▶ **Task brief**: Below are some entries. Count how many of their lines include "Flame", then give that number only.

▶ **Data supplied**:
■ ■ ■ ■

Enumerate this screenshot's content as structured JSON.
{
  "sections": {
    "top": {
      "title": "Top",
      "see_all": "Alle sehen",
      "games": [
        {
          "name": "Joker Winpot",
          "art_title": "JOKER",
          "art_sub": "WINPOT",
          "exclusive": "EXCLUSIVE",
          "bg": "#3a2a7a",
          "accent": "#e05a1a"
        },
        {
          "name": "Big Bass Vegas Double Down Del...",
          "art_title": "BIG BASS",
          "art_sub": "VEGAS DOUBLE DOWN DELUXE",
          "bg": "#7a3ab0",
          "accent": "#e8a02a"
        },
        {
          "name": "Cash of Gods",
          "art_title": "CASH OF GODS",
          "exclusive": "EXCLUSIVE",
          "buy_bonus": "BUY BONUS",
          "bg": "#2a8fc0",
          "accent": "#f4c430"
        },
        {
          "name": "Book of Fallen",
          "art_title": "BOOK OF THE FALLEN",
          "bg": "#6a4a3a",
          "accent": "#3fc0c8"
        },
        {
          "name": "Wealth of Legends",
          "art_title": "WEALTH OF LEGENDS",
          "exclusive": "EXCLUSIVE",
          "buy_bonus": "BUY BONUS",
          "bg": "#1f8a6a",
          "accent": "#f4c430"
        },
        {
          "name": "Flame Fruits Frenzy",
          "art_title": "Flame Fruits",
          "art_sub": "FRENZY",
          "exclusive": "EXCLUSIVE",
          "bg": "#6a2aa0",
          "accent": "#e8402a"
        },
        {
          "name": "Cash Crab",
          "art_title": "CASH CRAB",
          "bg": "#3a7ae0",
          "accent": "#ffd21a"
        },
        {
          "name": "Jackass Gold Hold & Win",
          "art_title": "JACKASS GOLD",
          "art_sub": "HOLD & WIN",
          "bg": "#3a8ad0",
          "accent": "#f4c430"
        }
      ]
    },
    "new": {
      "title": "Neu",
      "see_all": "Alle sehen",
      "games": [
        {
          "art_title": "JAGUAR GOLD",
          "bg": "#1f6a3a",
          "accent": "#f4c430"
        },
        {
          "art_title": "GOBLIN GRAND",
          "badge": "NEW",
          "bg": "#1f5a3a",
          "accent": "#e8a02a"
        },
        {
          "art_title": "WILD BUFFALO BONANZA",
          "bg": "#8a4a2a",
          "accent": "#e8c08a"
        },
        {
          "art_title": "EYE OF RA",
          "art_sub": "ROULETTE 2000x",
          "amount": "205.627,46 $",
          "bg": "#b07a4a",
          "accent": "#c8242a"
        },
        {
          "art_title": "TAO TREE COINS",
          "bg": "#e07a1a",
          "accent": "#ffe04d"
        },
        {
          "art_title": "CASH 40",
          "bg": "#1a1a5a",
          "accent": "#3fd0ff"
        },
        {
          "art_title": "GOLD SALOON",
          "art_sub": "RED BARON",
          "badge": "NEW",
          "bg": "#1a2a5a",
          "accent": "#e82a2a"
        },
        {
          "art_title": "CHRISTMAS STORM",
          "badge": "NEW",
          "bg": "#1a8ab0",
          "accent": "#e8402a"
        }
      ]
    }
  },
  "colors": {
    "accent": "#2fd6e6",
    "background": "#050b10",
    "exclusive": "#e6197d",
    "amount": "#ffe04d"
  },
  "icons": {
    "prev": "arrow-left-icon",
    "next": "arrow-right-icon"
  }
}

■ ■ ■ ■

▶ **Result for this task**: 2